[Items listed in a dataset]
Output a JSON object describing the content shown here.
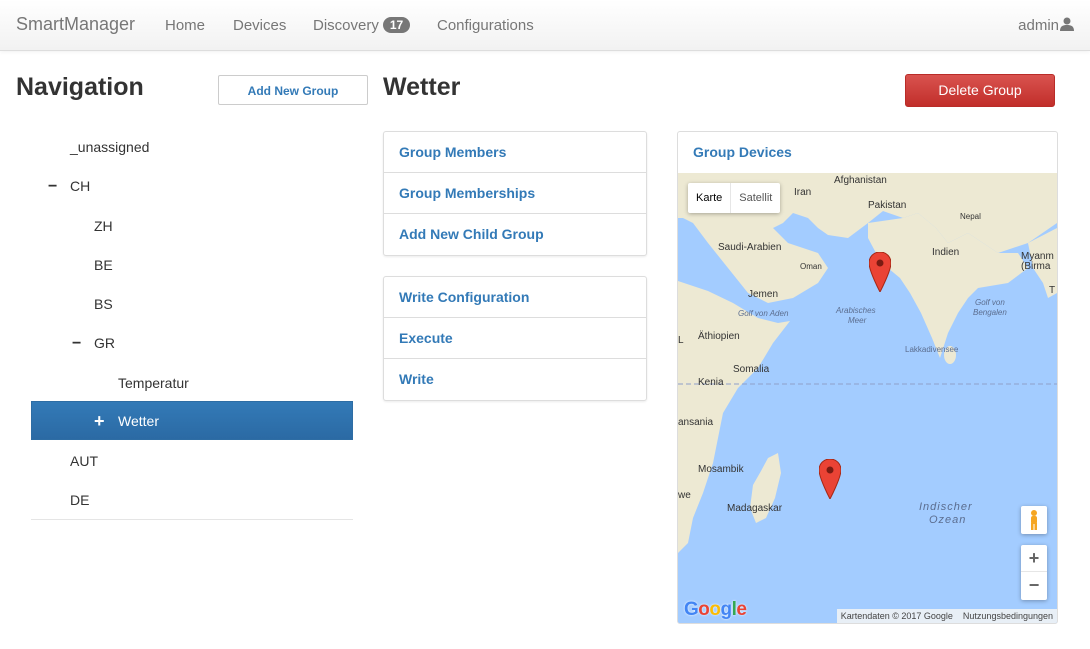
{
  "navbar": {
    "brand": "SmartManager",
    "links": [
      {
        "label": "Home"
      },
      {
        "label": "Devices"
      },
      {
        "label": "Discovery",
        "badge": "17"
      },
      {
        "label": "Configurations"
      }
    ],
    "user": "admin"
  },
  "sidebar": {
    "title": "Navigation",
    "add_group_label": "Add New Group",
    "tree": [
      {
        "label": "_unassigned",
        "toggle": ""
      },
      {
        "label": "CH",
        "toggle": "−"
      },
      {
        "label": "ZH",
        "toggle": ""
      },
      {
        "label": "BE",
        "toggle": ""
      },
      {
        "label": "BS",
        "toggle": ""
      },
      {
        "label": "GR",
        "toggle": "−"
      },
      {
        "label": "Temperatur",
        "toggle": ""
      },
      {
        "label": "Wetter",
        "toggle": "+",
        "active": true
      },
      {
        "label": "AUT",
        "toggle": ""
      },
      {
        "label": "DE",
        "toggle": ""
      }
    ]
  },
  "main": {
    "title": "Wetter",
    "delete_label": "Delete Group",
    "menu1": [
      "Group Members",
      "Group Memberships",
      "Add New Child Group"
    ],
    "menu2": [
      "Write Configuration",
      "Execute",
      "Write"
    ]
  },
  "map_panel": {
    "title": "Group Devices",
    "map_type_map": "Karte",
    "map_type_satellite": "Satellit",
    "zoom_in": "+",
    "zoom_out": "−",
    "logo": "Google",
    "attribution": "Kartendaten © 2017 Google",
    "terms": "Nutzungsbedingungen",
    "labels": {
      "afghanistan": "Afghanistan",
      "iran": "Iran",
      "pakistan": "Pakistan",
      "nepal": "Nepal",
      "saudi": "Saudi-Arabien",
      "oman": "Oman",
      "indien": "Indien",
      "myanmar": "Myanm",
      "birma": "(Birma",
      "jemen": "Jemen",
      "golf_aden": "Golf von Aden",
      "arab_sea_1": "Arabisches",
      "arab_sea_2": "Meer",
      "golf_bengalen_1": "Golf von",
      "golf_bengalen_2": "Bengalen",
      "aethiopien": "Äthiopien",
      "lakkadiv": "Lakkadivensee",
      "somalia": "Somalia",
      "kenia": "Kenia",
      "tansania": "ansania",
      "mosambik": "Mosambik",
      "we": "we",
      "madagaskar": "Madagaskar",
      "indischer_1": "Indischer",
      "indischer_2": "Ozean",
      "edge_l": "L",
      "edge_t": "T"
    },
    "colors": {
      "land": "#ede9d3",
      "water": "#a3ccff",
      "marker": "#ea4335"
    }
  }
}
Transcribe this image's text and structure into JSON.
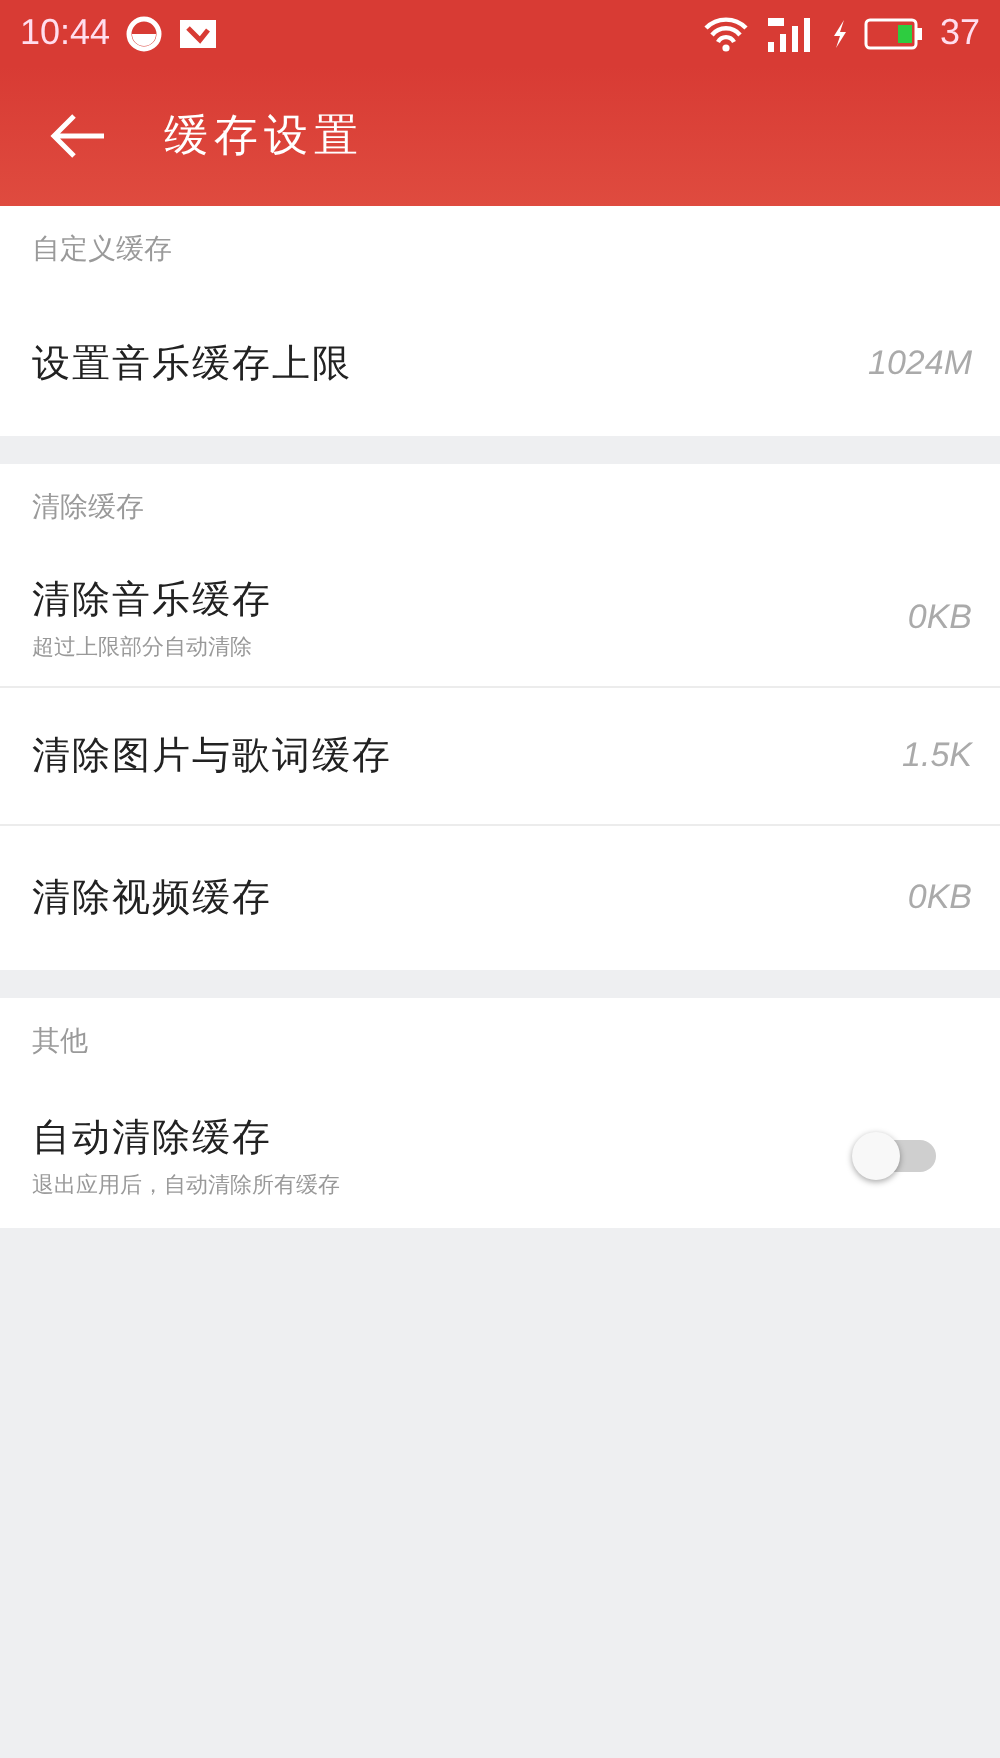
{
  "status_bar": {
    "time": "10:44",
    "battery": "37"
  },
  "header": {
    "title": "缓存设置"
  },
  "sections": [
    {
      "title": "自定义缓存",
      "rows": [
        {
          "kind": "value",
          "label": "设置音乐缓存上限",
          "value": "1024M"
        }
      ]
    },
    {
      "title": "清除缓存",
      "rows": [
        {
          "kind": "value",
          "label": "清除音乐缓存",
          "subtitle": "超过上限部分自动清除",
          "value": "0KB"
        },
        {
          "kind": "value",
          "label": "清除图片与歌词缓存",
          "value": "1.5K"
        },
        {
          "kind": "value",
          "label": "清除视频缓存",
          "value": "0KB"
        }
      ]
    },
    {
      "title": "其他",
      "rows": [
        {
          "kind": "toggle",
          "label": "自动清除缓存",
          "subtitle": "退出应用后，自动清除所有缓存",
          "on": false
        }
      ]
    }
  ]
}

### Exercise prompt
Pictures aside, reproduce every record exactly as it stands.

### Solution
Output a JSON object describing the content shown here.
{
  "navbar": {
    "brand": "SmartManager",
    "links": [
      {
        "label": "Home"
      },
      {
        "label": "Devices"
      },
      {
        "label": "Discovery",
        "badge": "17"
      },
      {
        "label": "Configurations"
      }
    ],
    "user": "admin"
  },
  "sidebar": {
    "title": "Navigation",
    "add_group_label": "Add New Group",
    "tree": [
      {
        "label": "_unassigned",
        "toggle": ""
      },
      {
        "label": "CH",
        "toggle": "−"
      },
      {
        "label": "ZH",
        "toggle": ""
      },
      {
        "label": "BE",
        "toggle": ""
      },
      {
        "label": "BS",
        "toggle": ""
      },
      {
        "label": "GR",
        "toggle": "−"
      },
      {
        "label": "Temperatur",
        "toggle": ""
      },
      {
        "label": "Wetter",
        "toggle": "+",
        "active": true
      },
      {
        "label": "AUT",
        "toggle": ""
      },
      {
        "label": "DE",
        "toggle": ""
      }
    ]
  },
  "main": {
    "title": "Wetter",
    "delete_label": "Delete Group",
    "menu1": [
      "Group Members",
      "Group Memberships",
      "Add New Child Group"
    ],
    "menu2": [
      "Write Configuration",
      "Execute",
      "Write"
    ]
  },
  "map_panel": {
    "title": "Group Devices",
    "map_type_map": "Karte",
    "map_type_satellite": "Satellit",
    "zoom_in": "+",
    "zoom_out": "−",
    "logo": "Google",
    "attribution": "Kartendaten © 2017 Google",
    "terms": "Nutzungsbedingungen",
    "labels": {
      "afghanistan": "Afghanistan",
      "iran": "Iran",
      "pakistan": "Pakistan",
      "nepal": "Nepal",
      "saudi": "Saudi-Arabien",
      "oman": "Oman",
      "indien": "Indien",
      "myanmar": "Myanm",
      "birma": "(Birma",
      "jemen": "Jemen",
      "golf_aden": "Golf von Aden",
      "arab_sea_1": "Arabisches",
      "arab_sea_2": "Meer",
      "golf_bengalen_1": "Golf von",
      "golf_bengalen_2": "Bengalen",
      "aethiopien": "Äthiopien",
      "lakkadiv": "Lakkadivensee",
      "somalia": "Somalia",
      "kenia": "Kenia",
      "tansania": "ansania",
      "mosambik": "Mosambik",
      "we": "we",
      "madagaskar": "Madagaskar",
      "indischer_1": "Indischer",
      "indischer_2": "Ozean",
      "edge_l": "L",
      "edge_t": "T"
    },
    "colors": {
      "land": "#ede9d3",
      "water": "#a3ccff",
      "marker": "#ea4335"
    }
  }
}
Transcribe this image's text and structure into JSON.
{
  "status_bar": {
    "time": "10:44",
    "battery": "37"
  },
  "header": {
    "title": "缓存设置"
  },
  "sections": [
    {
      "title": "自定义缓存",
      "rows": [
        {
          "kind": "value",
          "label": "设置音乐缓存上限",
          "value": "1024M"
        }
      ]
    },
    {
      "title": "清除缓存",
      "rows": [
        {
          "kind": "value",
          "label": "清除音乐缓存",
          "subtitle": "超过上限部分自动清除",
          "value": "0KB"
        },
        {
          "kind": "value",
          "label": "清除图片与歌词缓存",
          "value": "1.5K"
        },
        {
          "kind": "value",
          "label": "清除视频缓存",
          "value": "0KB"
        }
      ]
    },
    {
      "title": "其他",
      "rows": [
        {
          "kind": "toggle",
          "label": "自动清除缓存",
          "subtitle": "退出应用后，自动清除所有缓存",
          "on": false
        }
      ]
    }
  ]
}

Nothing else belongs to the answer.